How have South African audiences responded to your eclectic mix of styles?
People here love the mix of classical and jazz. I think this comes from having so many cultures… Even the radio stations play my music.
It is not often that virtuoso instrumentalists also write their own music. What inspired you to write a violin concerto?
Classical music lost this tradition a hundred and fifty years ago. Performers like Liszt and Chopin were great improvisers and composers. I wanted to do what they did, but with a current-day sound.
Was this the first large scale original work that you have attempted?
Yes, and it took me a year to get there. And since then, I’ve made several improvements after performing in Russia and the States.
Who are the composers that have influenced your writing style?
Prokofiev, mostly. He has such a great command of melody, harmony and loads of rhythm. But also Bartok, Tchaikovsky and Brahms. And a minimalist composer like Steve Reich.
How do you find time to write with your busy touring schedule?
Well… I travel a lot and it’s a lot of waiting. So I tend to write most material on trains and planes.
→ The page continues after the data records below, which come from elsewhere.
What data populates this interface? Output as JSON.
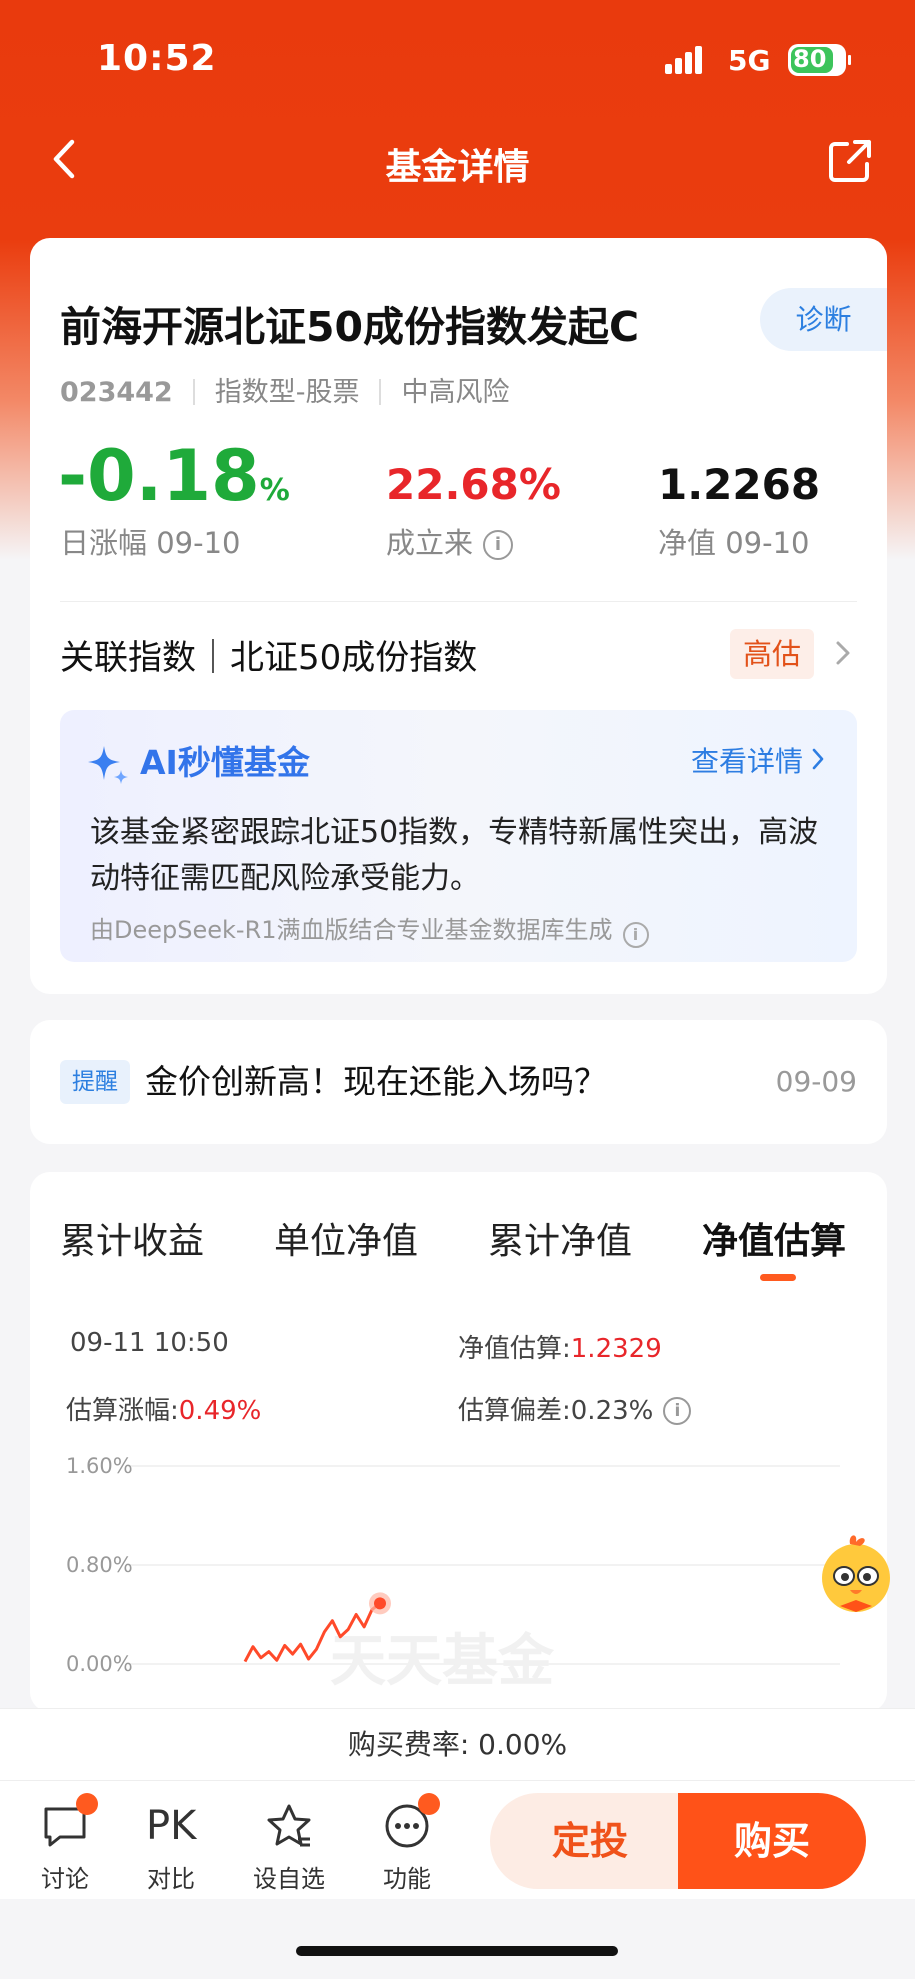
{
  "status": {
    "time": "10:52",
    "network": "5G",
    "battery": "80"
  },
  "header": {
    "title": "基金详情"
  },
  "fund": {
    "name": "前海开源北证50成份指数发起C",
    "diagnose_label": "诊断",
    "code": "023442",
    "type": "指数型-股票",
    "risk": "中高风险",
    "daily_change": "-0.18",
    "daily_change_unit": "%",
    "daily_change_label": "日涨幅 09-10",
    "since_inception": "22.68%",
    "since_inception_label": "成立来",
    "nav": "1.2268",
    "nav_label": "净值 09-10"
  },
  "related_index": {
    "text": "关联指数｜北证50成份指数",
    "badge": "高估"
  },
  "ai": {
    "title": "AI秒懂基金",
    "link": "查看详情",
    "text": "该基金紧密跟踪北证50指数，专精特新属性突出，高波动特征需匹配风险承受能力。",
    "footer": "由DeepSeek-R1满血版结合专业基金数据库生成"
  },
  "reminder": {
    "badge": "提醒",
    "text": "金价创新高！现在还能入场吗？",
    "date": "09-09"
  },
  "tabs": [
    "累计收益",
    "单位净值",
    "累计净值",
    "净值估算"
  ],
  "estimate": {
    "datetime": "09-11 10:50",
    "nav_label": "净值估算:",
    "nav_value": "1.2329",
    "change_label": "估算涨幅:",
    "change_value": "0.49%",
    "deviation_label": "估算偏差:",
    "deviation_value": "0.23%"
  },
  "chart_data": {
    "type": "line",
    "y_ticks": [
      "1.60%",
      "0.80%",
      "0.00%"
    ],
    "ylim": [
      0,
      1.6
    ],
    "grid": true,
    "watermark": "天天基金",
    "series": [
      {
        "values": [
          0.02,
          0.14,
          0.05,
          0.1,
          0.03,
          0.15,
          0.08,
          0.16,
          0.04,
          0.12,
          0.26,
          0.35,
          0.22,
          0.28,
          0.4,
          0.3,
          0.44,
          0.49
        ]
      }
    ]
  },
  "fee": {
    "label": "购买费率: 0.00%"
  },
  "bottom_bar": {
    "discuss": "讨论",
    "compare_icon_text": "PK",
    "compare": "对比",
    "watchlist": "设自选",
    "functions": "功能",
    "fixed_invest": "定投",
    "buy": "购买"
  },
  "colors": {
    "brand": "#e93a0d",
    "up": "#e8262a",
    "down": "#1faa3a",
    "link": "#2c7fe0",
    "buy": "#ff5218"
  }
}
You seem to effortlessly blur the lines between classical and jazz styles. Has that always come naturally to you?
It took a long while to make it work. Crossover music has to sound natural to be believable. The Richard Strauss festival gave me my first chance to try the mix and I learnt a lot from doing that.
Your arrangement of Vivaldi’s Four Seasons is a perfect example of your ability to seamlessly cross musical boundaries. How collaborative is the process with your trio?
I write the core of the piece but then the work begins: we rehearse and try out stuff in concerts. The piece gradually evolves to something all three of us are happy with. It’s a slow process, like growing a garden.
Tell me about your collaboration with South African conductor Richard Cock. How did it happen that you chose to record your album ‘Concertos’ in SA with South African collaborators?
Richard asked us to do Starlight Classics with the CPO and one piece was from my Concerto. We wanted to record so we decided to do the recording together that same week. It turned out great. Richard is very supportive and the orchestra have great rhythm, which is what this piece is about.
The music of Stephane Grappelli and Django Reinhardt seems to be experiencing a renaissance of sorts worldwide. In a world where pop hits are the norm, what is it about this style of music that still seems to grip audiences almost a century later?
Gypsy jazz is happy, acoustic music with a sweet sound. It’s not abrasive like modern jazz and it’s certainly not loud, like house music or pop. It’s perfect for a listening audience that wants excitement without deafness.
In addition to your performances and writing, you are also a prolific music educator. Tell us about the jazz and improvisation workshops you run.
I was first asked to do a workshop at a gypsy jazz festival in the States. When I learnt this music, I had to figure things out all by myself. So I decided I would try and help people develop a bit quicker where I can. I have my own summer camp in Holland which celebrated its 10th anniversary last month. It has given me a huge network of students all over the world, who are all starting to perform this music too. I love being a small part of their development.
Catch Tim Kliphuis and his trio on their upcoming tour to South Africa:
"If a man seeks from the good life anything beyond itself, it is not the good life he is seeking" ~ Plotinus